MONTREAL - Liberal Leader Justin Trudeau says byelection wins by his party in Montreal and Toronto are more than just a political victory. It's a rare feat with an effect seldom seen in two cities known for a legendary hockey rivalry.
"Tonight, Montreal and Toronto are united,'' a grinning Trudeau quipped in hailing byelection victories in Montreal-area Bourassa riding and Toronto-Centre.
"For Montrealers and Torontonians to be united in the middle of hockey season is a rare thing.''
Voters in Bourassa opted for continuity, turning over the riding held by former Liberal cabinet minister Denis Coderre since 1997 to Emmanuel Dubourg, an ex-Canada Revenue Agency accountant who was elected three times to the provincial legislature.
Trudeau, who was on hand for Dubourg's win, says the byelection results in Montreal, Toronto-Centre and Liberal vote gains in two Manitoba ridings are a clear message that Canadians are tired of the way politics is now being done on Parliament Hill.

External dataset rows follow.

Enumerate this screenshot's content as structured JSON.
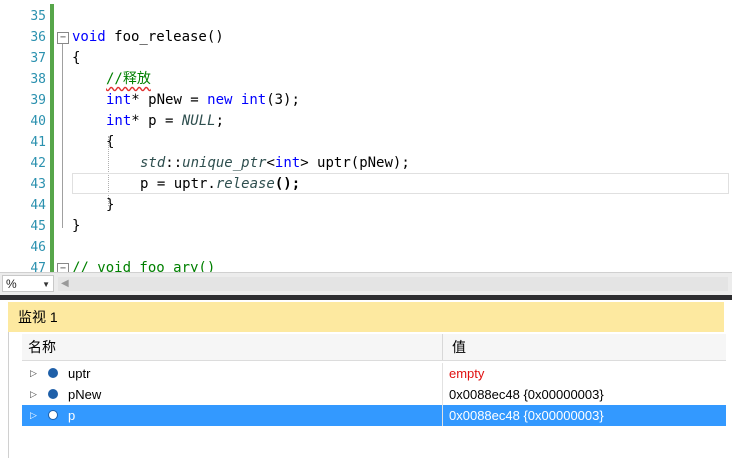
{
  "editor": {
    "line_numbers": [
      "35",
      "36",
      "37",
      "38",
      "39",
      "40",
      "41",
      "42",
      "43",
      "44",
      "45",
      "46",
      "47"
    ],
    "lines": {
      "l36": {
        "kw": "void",
        "rest": " foo_release()"
      },
      "l37": "{",
      "l38": "//释放",
      "l39": {
        "kw1": "int",
        "mid1": "* pNew = ",
        "kw2": "new",
        "mid2": " ",
        "kw3": "int",
        "rest": "(3);"
      },
      "l40": {
        "kw": "int",
        "mid": "* p = ",
        "it": "NULL",
        "rest": ";"
      },
      "l41": "{",
      "l42": {
        "it1": "std",
        "sep": "::",
        "it2": "unique_ptr",
        "lt": "<",
        "kw": "int",
        "rest": "> uptr(pNew);"
      },
      "l43": {
        "pre": "p = uptr.",
        "it": "release",
        "rest": "();"
      },
      "l44": "}",
      "l45": "}",
      "l47": {
        "cm": "// void foo_ary()"
      }
    }
  },
  "zoom": {
    "value": "%"
  },
  "watch": {
    "title": "监视 1",
    "col_name": "名称",
    "col_value": "值",
    "rows": [
      {
        "name": "uptr",
        "value": "empty",
        "value_color": "#e01010"
      },
      {
        "name": "pNew",
        "value": "0x0088ec48 {0x00000003}"
      },
      {
        "name": "p",
        "value": "0x0088ec48 {0x00000003}",
        "selected": true
      }
    ]
  },
  "colors": {
    "accent": "#3399ff",
    "watch_title_bg": "#fde9a0",
    "line_numbers": "#2b91af",
    "keyword": "#0000ff",
    "comment": "#008000"
  }
}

He accused the New Democrats of ditching the hope and optimism of former leader Jack Layton in favour of negativity and called Prime Minister Stephen Harper's government ``tired and disconnected.''
"It is the Liberal party tonight that proved that hope is stronger than fear, that positive politics can and should win out over negative.''
He added that Monday's byelection wasn't about the Liberals, Conservatives or NDP.
"It's about Canadians,'' he said. ``It's about Canadians wanting a better government, not just a different government.
"Canadians want a government that is focused on them, their jobs, their future, their community, their kids.''
NDP candidate Stephane Moraille, a lawyer and former singer for Bran Van 3000, came in second on Monday night despite a tenacious effort.
The final results, according to Elections Canada, showed Dubourg taking 48.1 per cent of the vote. Moraille collected 31.4 per cent and the Bloc Quebecois was third with 13.1 per cent. Voter turnout in the riding was 26.2 per cent.
Moraille had criticized Dubourg for quitting provincial politics so soon after last year's election and for accepting a $100,000 severance as he did it.
Bourassa, which sits between Trudeau's Papineau riding and the Outremont riding held by Mulcair, became vacant when Coderre resigned to successfully run for mayor of Montreal earlier this month. it has one of Canada's largest Haitian populations.
Dubourg, who like Moraille has Haitian roots, told supporters he wanted to work for a Canada that is ``more prosperous, more welcoming for immigrants, a Canada that is more fair to the middle class.''
Bourassa was one of four byelections Monday night. Others were held in the Toronto-Centre riding vacated by the resignation of Liberal Bob Rae, as well as in two Manitoba ridings, Brandon-Souris and Provencher.
The Conservatives held Brandon-Souris and Provencher but saw votes slip to the Liberals.